[[ DATA UNDER STUDY, beginning ]]

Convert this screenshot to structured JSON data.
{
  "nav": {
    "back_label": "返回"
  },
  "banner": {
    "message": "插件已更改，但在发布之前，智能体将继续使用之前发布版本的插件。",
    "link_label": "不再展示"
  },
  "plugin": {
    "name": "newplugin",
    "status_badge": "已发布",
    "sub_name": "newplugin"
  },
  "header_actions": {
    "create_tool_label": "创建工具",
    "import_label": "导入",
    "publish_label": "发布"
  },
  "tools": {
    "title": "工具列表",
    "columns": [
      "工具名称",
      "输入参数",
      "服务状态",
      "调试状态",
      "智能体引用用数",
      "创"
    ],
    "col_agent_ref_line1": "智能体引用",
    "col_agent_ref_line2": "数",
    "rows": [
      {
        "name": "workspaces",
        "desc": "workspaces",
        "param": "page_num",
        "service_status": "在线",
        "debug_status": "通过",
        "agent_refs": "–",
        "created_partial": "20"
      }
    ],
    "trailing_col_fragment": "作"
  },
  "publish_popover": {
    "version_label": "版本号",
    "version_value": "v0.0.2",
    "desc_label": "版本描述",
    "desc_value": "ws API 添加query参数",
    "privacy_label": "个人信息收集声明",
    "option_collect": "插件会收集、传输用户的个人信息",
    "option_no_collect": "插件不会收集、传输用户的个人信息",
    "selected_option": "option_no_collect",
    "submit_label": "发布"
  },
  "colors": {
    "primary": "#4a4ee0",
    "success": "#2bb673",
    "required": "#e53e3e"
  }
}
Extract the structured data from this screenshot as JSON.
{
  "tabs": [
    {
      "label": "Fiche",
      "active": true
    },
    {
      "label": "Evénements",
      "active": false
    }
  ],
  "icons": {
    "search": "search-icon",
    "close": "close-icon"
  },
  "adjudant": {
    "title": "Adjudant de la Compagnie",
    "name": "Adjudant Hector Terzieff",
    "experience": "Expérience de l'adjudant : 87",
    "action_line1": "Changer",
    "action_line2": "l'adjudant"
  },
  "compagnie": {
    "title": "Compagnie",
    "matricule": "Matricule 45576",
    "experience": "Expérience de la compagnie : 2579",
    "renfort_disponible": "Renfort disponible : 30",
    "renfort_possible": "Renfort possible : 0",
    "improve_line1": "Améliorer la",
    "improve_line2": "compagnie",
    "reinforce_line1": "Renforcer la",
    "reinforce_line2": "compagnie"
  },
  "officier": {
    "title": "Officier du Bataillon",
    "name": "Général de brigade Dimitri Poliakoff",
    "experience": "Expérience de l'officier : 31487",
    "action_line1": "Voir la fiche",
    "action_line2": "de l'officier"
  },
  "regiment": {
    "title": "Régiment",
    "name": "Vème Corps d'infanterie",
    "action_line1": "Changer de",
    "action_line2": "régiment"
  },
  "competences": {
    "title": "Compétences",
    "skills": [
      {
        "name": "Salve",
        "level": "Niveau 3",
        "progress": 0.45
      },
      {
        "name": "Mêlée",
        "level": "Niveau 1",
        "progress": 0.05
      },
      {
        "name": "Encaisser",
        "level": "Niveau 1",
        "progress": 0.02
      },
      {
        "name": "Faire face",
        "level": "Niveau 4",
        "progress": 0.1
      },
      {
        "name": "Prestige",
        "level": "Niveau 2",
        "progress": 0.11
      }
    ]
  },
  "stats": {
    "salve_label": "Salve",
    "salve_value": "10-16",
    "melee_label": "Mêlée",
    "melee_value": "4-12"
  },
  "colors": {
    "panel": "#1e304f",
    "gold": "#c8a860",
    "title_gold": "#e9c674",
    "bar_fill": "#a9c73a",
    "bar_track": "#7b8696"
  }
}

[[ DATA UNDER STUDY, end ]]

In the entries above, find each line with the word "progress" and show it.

        "progress": 0.45
        "progress": 0.05
        "progress": 0.02
        "progress": 0.1
        "progress": 0.11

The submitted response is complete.